Fynbos Floral Kingdom- South-west Cape
A South African Icon: Fynbos.
The word Fynbos is used to describe a collection of vegetation types found in the Southern and South-western parts of South Africa. As one of the five so called Floral Kingdoms in the world it is the smallest (comprising about 70 000 km square). It is, however, a particularly rich biome and contains more than 600 species of Erica (Heaths). In Scotland there are only two or three different species of heaths.
The name Fynbos comes from the Afrikaans word meaning fine bush and consists of many kinds of plants that are either broad or fine-leaved. It contains many plant species that are endemic (not found anywhere else) to this area. Many are highly endangered and in need of protection as land use for farming and housing, compete for space in this relatively small area.
In comparison to the Boreal Floral Kingdom that occupies about 40% of the world’s land mass, the Fynbos Floral Kingdom covers only about 0.04 of the earth’s land mass. It has however been described by some as “the richest and perhaps most beautiful” floral kingdom in the World.(McMahon/Fraser - A Fynbos Year)
As you travel along the highway that passes Port Elizabeth in the Eastern Cape on your way along the Garden Route to Cape Town, you begin to smell the Fynbos. It smells of lightly burns toast and announces that you are in Fynbos country. In some areas as you travel along the Southern Coast of South Africa past Cape Town and on along the West Coast, it is only about 50 km wide but in other areas it extends a couple of hundred km. The landscape extends from sand dunes along the coast to the rocky slopes of the nearby Cape Folded Mountains.
The rainfall in this area is winter rainfall, introduced to the Southern parts of the continent by cold fronts that approach from the cold southern oceans. In the east the sea is warm as the Mozambique Current in the Indian Ocean flows from the warmer equatorial regions of the north. On the south and west coast the cold Benguela current in the Atlantic Ocean brings cold water. The whole area is characterized by strong winds and of particular threat to the fynbos are the very hot berg winds that flow from the interior and are heated adiabatically as they descend onto the coast.
The Fynbos is hardy and normally grows low to the ground and the different types of vegetation result according to the different soils available. There are four types of Renosterveld Fynbos and a Strandveld Fynbos region. The latter being found in coastal areas including the Namaqualand area where the annual winter flower display is a sight not to be missed. Shortly after good winter rains this area blooms with a number and variety of flowers that provide a visual display that is world famous.
One of the best known Fynbos plants is that of the family Proteaceae (Protea). This family is said to be one of the oldest families of flowering plants. The daisy species has almost 1000 types and the irises over 600, to mention just a few. Visiting an area like Nieuwoudtville, Van Rynsdorp or Clanwilliam in the Western Cape during the winter blooming period, will have any flower enthusiast on their knees, admiring the many flowering species in the floral reserves. Nieuwoudtville claims to be the “bulb capital” of the world.

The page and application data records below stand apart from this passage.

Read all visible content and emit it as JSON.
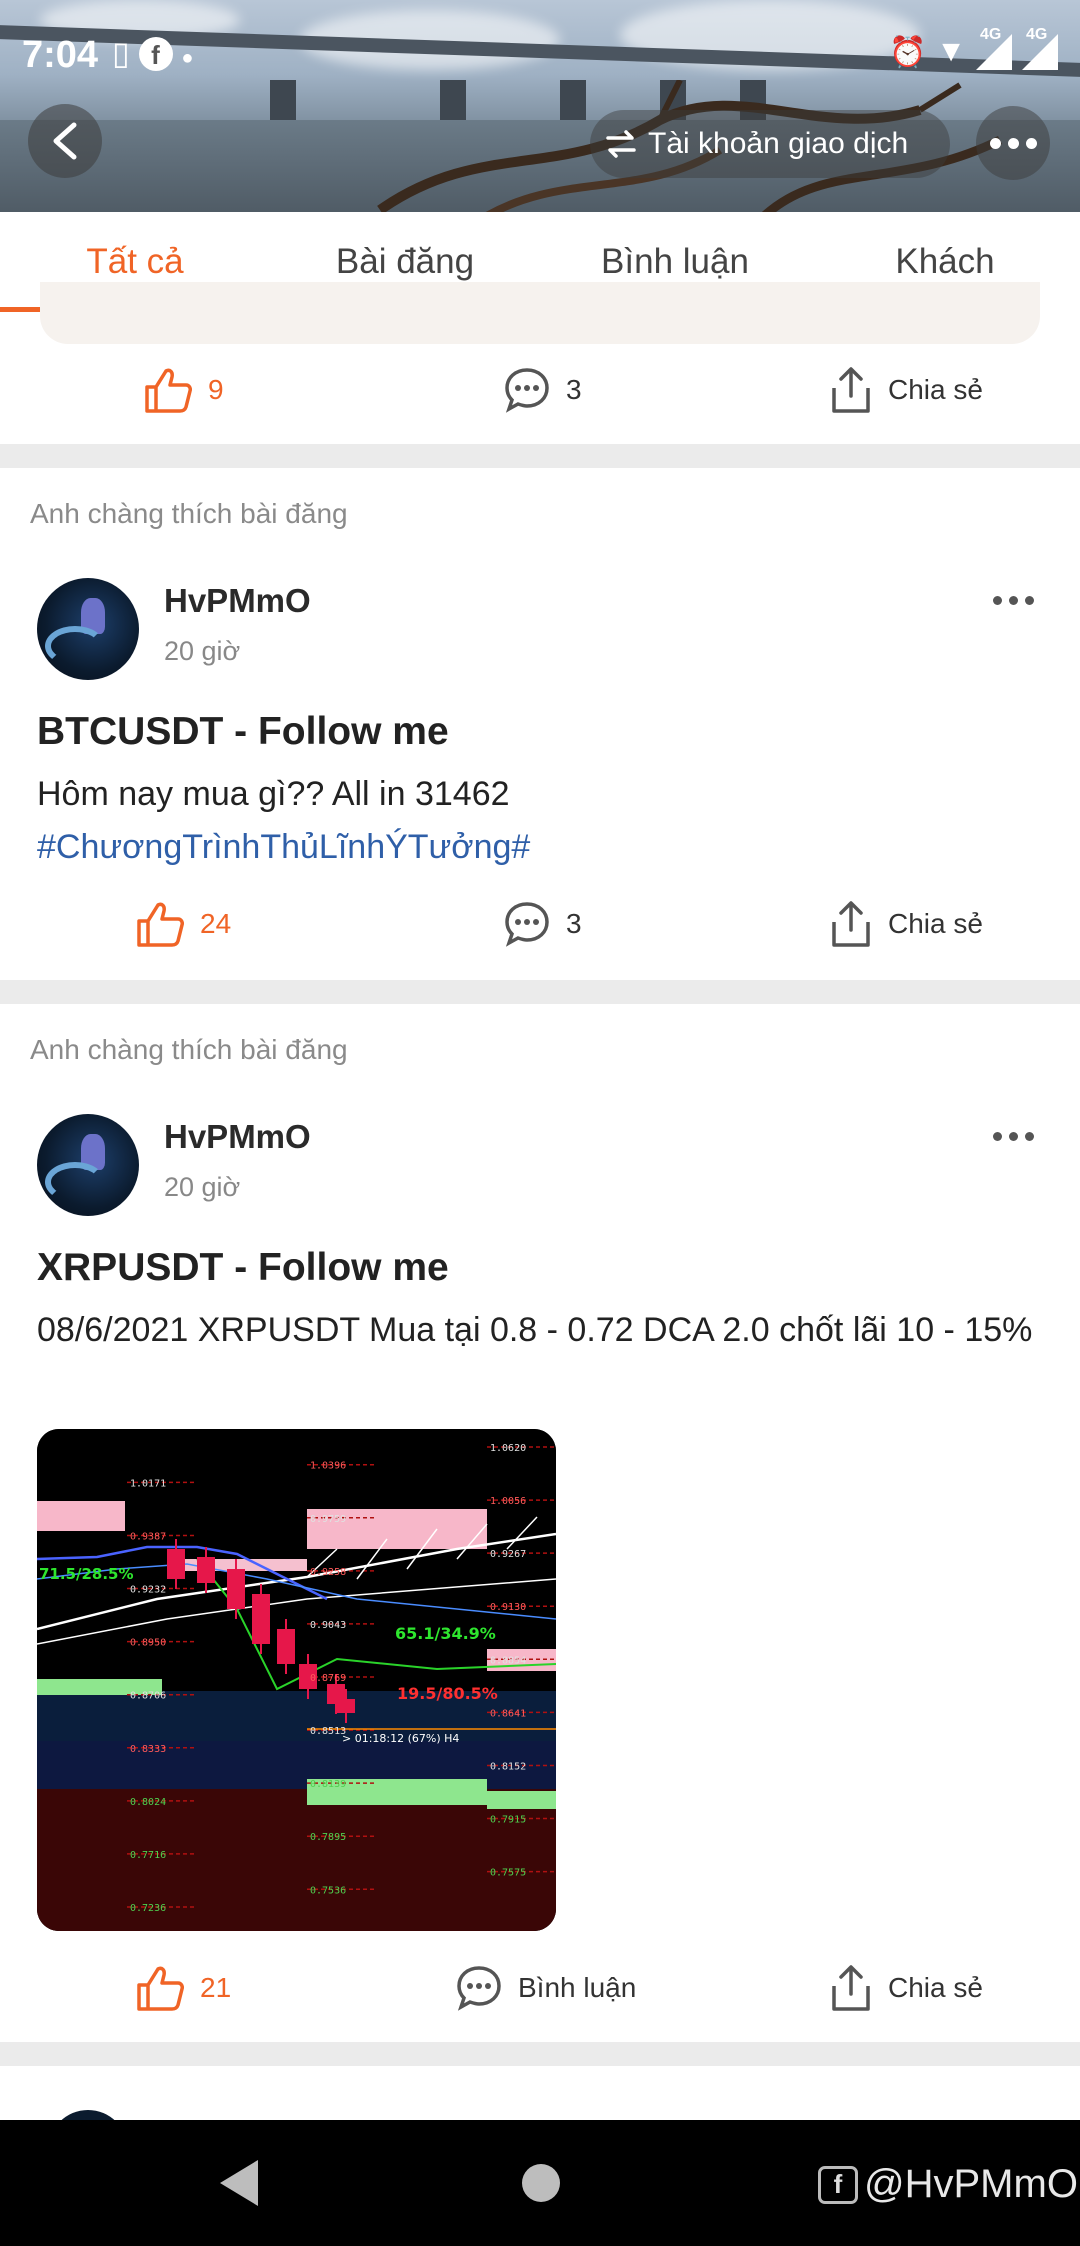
{
  "status_bar": {
    "time": "7:04",
    "network_left": "4G",
    "network_right": "4G"
  },
  "header": {
    "account_label": "Tài khoản giao dịch"
  },
  "tabs": [
    {
      "label": "Tất cả",
      "active": true
    },
    {
      "label": "Bài đăng",
      "active": false
    },
    {
      "label": "Bình luận",
      "active": false
    },
    {
      "label": "Khách",
      "active": false
    }
  ],
  "posts": [
    {
      "likes": "9",
      "comments": "3",
      "share_label": "Chia sẻ"
    },
    {
      "liked_by": "Anh chàng thích bài đăng",
      "user_name": "HvPMmO",
      "time": "20 giờ",
      "title": "BTCUSDT - Follow me",
      "body": "Hôm nay mua gì?? All in 31462",
      "hashtag": "#ChươngTrìnhThủLĩnhÝTưởng#",
      "likes": "24",
      "comments": "3",
      "share_label": "Chia sẻ"
    },
    {
      "liked_by": "Anh chàng thích bài đăng",
      "user_name": "HvPMmO",
      "time": "20 giờ",
      "title": "XRPUSDT - Follow me",
      "body": "08/6/2021 XRPUSDT Mua tại 0.8 - 0.72 DCA 2.0 chốt lãi 10 - 15%",
      "likes": "21",
      "comment_label": "Bình luận",
      "share_label": "Chia sẻ",
      "chart_image": {
        "price_labels": [
          "1.0620",
          "1.0396",
          "1.0171",
          "1.0056",
          "0.9759",
          "0.9387",
          "0.9267",
          "0.9258",
          "0.9232",
          "0.9130",
          "0.9043",
          "0.8950",
          "0.8854",
          "0.8769",
          "0.8706",
          "0.8641",
          "0.8513",
          "0.8333",
          "0.8152",
          "0.8139",
          "0.8024",
          "0.7915",
          "0.7895",
          "0.7716",
          "0.7575",
          "0.7536",
          "0.7236"
        ],
        "annotations": [
          "71.5/28.5%",
          "65.1/34.9%",
          "19.5/80.5%",
          "> 01:18:12 (67%) H4"
        ]
      }
    }
  ],
  "watermark": "@HvPMmO",
  "colors": {
    "accent": "#f06426",
    "hashtag": "#2f5fa8",
    "background": "#ebebeb"
  }
}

The Fynbos provides a habitat for an interesting number of animals and birds. Many of the birds in the area are endemic and so bring serious birders from South Africa and elsewhere to the region. The Verreaux (Black) Eagle can be seen soaring over the Fynbos looking for a likely prey that will sometimes include a tortoise.
Tortoise species in the Fynbos area consist of about six species, with the rarest being the Geometric Tortoise and is listed as one of the most endangered in the world. One of the largest tortoises in the area is the Leopard Tortoise that can grow to almost 50kg.
Of the 800 plus butterfly species in South Africa, over 200 are found in the Fynbos vegetation and again several are endemic to this area. As with plants, new species of butterfly are yet to be discovered in this rich natural environment.
Sadly much of the Fynbos vegetation is endangered and so several organizations attempt to protect this amazing and diverse habitat. These including the Wildlife and Botanical Societies of South Africa. Growth in human population, tourism and recreation and the presence of many alien plants and animal species in this beautiful and valuable part of the South African are some of the problems that threaten this Landscape in the future. At the same time many care deeply about it and so are interested in preserving it for future generations.
A Fynbos Year- McMahon and Fraser